- Indeed as the author stated in her book, there is a war going on over American women reproductive rights, even though for centuries homebirth was a norm everywhere globally, but by 1900s with rapid advancement in the standardized medical fields and hospitals, increasing numbers of women trusted having babies in hospital, creating a racial or class stigma attached to home birth, or labeling it as risky and back-warded. Many medical providers have portrayed giving birth experience as a painful and difficult experience over the centuries, that requires hospital and as well as pain medicine management.... [tags: Childbirth, Obstetrics, Midwifery, Pregnancy]
701 words (2 pages)
- Sojourner Truth was not only a great African-American abolitionist, and women’s rights activist, but she was a great writer too. Truth is known for her incredible speeches given at multiple conventions. She is known for speaking at the “Mob Convention” in 1853, “American Equal Rights Association Sessions” in 1867, and the “Eighth Anniversary of Negro Freedom” in 1871(History of Woman Suffrage). She had received a lot of recognition for her work, especially for a speech that was given on May 29th 1851 (History of Woman Suffrage).... [tags: African American, White American, United States]
1723 words (4.9 pages)
- The lack of participation of women in society in the United States before the women's rights movement in 1948 was remarkable. They did not participate in activities such as voting and fighting in wars. They also could not own property and "belonged" to their father until they were married, when they would then become the property of their husband. They were brought up to get married, often while they were still very young, then to become a good mother and housewife. The lack of activity though changed during the American Revolution that lasted from 1775 to 1783.... [tags: Essays on American Revolution]
997 words (2.8 pages)
- The idealized 19th century American Dream is a two-story house that housed two children, their parents, a cat, and a dog with a car or two sitting out front and dependable jobs for one or both parents. This lifestyle required a greater income for many families and as the second parent went to work it became apparent that a man trying to support his family alone in the 19th and 20th century could do so much more easily than a woman. Legislation was passed, movements occurred, women protested for equal pay, equal hours, equal opportunities.... [tags: American Dream, Women's Rights, Equal Pay]
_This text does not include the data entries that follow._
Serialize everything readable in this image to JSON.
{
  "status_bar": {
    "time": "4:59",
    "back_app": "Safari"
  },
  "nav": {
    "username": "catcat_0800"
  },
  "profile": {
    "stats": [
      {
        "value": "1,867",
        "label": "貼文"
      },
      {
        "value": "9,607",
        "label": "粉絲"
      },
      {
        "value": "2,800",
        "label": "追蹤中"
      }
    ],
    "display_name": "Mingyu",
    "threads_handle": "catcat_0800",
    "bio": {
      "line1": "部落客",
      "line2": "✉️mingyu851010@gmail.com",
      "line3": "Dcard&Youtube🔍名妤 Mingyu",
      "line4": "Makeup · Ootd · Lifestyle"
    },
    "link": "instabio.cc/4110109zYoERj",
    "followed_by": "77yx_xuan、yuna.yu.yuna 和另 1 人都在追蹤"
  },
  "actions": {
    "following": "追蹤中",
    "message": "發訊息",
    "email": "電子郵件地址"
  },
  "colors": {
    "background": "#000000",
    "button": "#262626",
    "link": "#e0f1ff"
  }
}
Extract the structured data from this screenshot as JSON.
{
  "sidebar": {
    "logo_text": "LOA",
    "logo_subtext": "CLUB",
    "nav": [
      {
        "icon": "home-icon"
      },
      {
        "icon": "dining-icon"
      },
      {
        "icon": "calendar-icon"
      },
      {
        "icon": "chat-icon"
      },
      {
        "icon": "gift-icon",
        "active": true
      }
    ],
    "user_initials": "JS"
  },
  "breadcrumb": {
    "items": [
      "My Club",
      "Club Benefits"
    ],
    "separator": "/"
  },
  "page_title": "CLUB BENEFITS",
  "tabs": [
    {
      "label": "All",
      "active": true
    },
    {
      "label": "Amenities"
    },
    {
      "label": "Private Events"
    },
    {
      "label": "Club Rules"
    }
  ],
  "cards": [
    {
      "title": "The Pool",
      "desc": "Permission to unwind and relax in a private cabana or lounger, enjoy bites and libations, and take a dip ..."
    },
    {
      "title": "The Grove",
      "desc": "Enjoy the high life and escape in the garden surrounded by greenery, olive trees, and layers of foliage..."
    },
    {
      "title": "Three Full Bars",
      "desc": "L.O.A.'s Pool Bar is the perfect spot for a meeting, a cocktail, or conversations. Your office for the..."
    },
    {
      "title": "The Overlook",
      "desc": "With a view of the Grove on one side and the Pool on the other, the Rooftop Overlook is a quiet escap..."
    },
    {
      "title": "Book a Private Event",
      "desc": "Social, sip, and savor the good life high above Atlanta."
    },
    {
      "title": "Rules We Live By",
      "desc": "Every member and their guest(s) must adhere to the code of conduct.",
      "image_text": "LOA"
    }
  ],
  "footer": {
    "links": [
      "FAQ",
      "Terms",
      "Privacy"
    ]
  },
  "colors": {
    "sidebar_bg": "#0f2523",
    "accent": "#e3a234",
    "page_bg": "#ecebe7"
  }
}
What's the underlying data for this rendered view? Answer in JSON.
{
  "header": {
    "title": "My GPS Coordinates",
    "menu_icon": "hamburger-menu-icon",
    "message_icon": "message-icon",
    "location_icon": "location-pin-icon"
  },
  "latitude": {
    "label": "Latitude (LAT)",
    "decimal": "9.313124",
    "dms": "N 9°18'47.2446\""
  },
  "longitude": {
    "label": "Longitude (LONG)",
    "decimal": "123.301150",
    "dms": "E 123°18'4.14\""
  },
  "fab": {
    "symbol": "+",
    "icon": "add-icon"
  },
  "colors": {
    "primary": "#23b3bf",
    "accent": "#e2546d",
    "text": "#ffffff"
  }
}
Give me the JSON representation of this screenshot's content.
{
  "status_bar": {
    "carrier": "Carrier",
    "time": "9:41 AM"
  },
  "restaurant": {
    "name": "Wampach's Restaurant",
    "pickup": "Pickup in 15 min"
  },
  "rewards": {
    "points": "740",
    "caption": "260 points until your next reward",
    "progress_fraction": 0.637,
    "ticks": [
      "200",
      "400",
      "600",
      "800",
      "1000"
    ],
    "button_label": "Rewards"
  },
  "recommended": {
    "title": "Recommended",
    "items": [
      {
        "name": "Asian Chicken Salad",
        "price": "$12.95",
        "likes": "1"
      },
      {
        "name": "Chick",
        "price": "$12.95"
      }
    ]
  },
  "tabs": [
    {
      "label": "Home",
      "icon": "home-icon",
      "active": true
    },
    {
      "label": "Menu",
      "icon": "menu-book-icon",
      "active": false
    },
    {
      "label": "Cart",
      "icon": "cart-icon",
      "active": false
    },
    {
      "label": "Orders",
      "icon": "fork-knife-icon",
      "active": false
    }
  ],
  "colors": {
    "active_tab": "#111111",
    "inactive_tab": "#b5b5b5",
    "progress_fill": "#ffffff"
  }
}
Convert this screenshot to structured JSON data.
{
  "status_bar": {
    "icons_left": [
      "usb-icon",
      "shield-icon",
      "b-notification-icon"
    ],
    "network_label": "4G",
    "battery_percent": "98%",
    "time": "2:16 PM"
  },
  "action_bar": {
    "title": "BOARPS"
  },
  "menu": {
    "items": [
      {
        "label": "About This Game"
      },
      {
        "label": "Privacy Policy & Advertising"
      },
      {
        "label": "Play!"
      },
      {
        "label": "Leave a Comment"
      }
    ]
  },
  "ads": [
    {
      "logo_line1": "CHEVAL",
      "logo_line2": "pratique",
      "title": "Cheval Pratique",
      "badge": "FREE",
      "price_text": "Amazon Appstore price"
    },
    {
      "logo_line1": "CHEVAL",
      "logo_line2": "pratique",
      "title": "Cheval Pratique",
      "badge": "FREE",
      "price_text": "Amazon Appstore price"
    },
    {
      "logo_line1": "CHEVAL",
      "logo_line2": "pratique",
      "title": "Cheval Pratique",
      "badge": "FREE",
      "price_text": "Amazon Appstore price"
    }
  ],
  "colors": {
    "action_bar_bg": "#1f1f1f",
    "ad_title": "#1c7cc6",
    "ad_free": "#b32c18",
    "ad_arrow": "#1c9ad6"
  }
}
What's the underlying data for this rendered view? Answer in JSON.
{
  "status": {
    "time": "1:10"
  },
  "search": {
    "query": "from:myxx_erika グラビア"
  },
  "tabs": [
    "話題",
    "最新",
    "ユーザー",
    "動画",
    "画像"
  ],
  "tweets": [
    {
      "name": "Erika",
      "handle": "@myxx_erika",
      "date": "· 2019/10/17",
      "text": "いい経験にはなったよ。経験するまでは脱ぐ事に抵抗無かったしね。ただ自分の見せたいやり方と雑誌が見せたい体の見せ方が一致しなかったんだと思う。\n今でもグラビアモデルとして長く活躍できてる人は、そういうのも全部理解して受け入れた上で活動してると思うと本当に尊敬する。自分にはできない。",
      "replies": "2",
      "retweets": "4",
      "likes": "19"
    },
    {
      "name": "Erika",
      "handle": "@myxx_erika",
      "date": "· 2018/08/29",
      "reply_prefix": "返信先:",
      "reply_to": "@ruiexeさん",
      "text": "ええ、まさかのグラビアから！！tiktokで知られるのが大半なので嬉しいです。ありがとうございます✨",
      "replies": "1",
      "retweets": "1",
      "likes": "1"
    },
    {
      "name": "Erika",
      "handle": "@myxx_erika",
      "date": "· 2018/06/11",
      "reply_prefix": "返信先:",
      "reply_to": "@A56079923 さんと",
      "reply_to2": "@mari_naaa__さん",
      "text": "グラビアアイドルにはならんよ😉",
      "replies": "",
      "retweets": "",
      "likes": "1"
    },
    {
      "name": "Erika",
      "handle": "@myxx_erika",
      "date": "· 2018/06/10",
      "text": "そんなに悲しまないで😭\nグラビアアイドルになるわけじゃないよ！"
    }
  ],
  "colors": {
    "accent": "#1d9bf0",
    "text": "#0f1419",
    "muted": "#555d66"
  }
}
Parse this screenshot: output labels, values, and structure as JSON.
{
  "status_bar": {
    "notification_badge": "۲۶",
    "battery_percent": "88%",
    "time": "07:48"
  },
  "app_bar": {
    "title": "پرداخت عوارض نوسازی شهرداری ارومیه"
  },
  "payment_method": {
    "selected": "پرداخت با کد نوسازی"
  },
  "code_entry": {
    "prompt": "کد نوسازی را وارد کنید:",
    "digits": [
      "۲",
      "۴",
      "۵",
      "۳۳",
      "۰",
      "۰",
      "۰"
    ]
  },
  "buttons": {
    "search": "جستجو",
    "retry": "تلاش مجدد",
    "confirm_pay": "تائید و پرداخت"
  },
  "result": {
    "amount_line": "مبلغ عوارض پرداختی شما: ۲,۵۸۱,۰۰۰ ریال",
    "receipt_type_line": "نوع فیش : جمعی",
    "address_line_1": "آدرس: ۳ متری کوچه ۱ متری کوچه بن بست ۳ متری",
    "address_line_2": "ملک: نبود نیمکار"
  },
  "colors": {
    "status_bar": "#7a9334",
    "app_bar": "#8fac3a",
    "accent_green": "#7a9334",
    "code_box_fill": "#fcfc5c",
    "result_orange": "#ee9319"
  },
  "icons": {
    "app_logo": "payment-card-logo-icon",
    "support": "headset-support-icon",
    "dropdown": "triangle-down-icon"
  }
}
1055 words (3 pages)
- American Hero Rosa Parks “Show me a hero and I will write you a tragedy” – J. Scott Fitzgerald. The definition of a hero is to display courage and willing to self-sacrifice for greater good of all human quality; to withstand the hardships for not only oneself but for the entire public. One of America’s greatest civil rights activist, Rosa Parks lived her life as a regular woman until she made the courageous decision to rebel against the unconstitutional government. Standing against something you believe is something we think it is easy to do, but it is actually a hard thing to do it.... [tags: civil rights movement, african american women]
1796 words (5.1 pages)
- In the year 1873, a speech was given which would change America and women’s rights forever. For one of the first times in history, a woman is the one standing up for political and social issues during the mid-1800’s. Susan B. Anthony was 52 years old when she was fined $100 for casting an illegal ballot during an 1872 presidential election which in turn Anthony refused to pay the fine and fought for the rights of women. Her persistence and eagerness could be heard and felt in the speeches she gave across the country.... [tags: Women Rights, American History]
944 words (2.7 pages)
- HARPER, E. W. FRANCES Throughout the eighteenth century there were a lot of African American slaves and a problem with women’s rights. During that time there were people writing about literature and the society around them that related to slaves. There were a lot of people influenced on what was written during that time. Frances E. W. Harper was a American poet that was a free slave. Hse wrote about her views on the world. Analysis of Harpers life and poems will show how influenced she was through her writing.... [tags: African American Slaves, Women's Rights]
941 words (2.7 pages)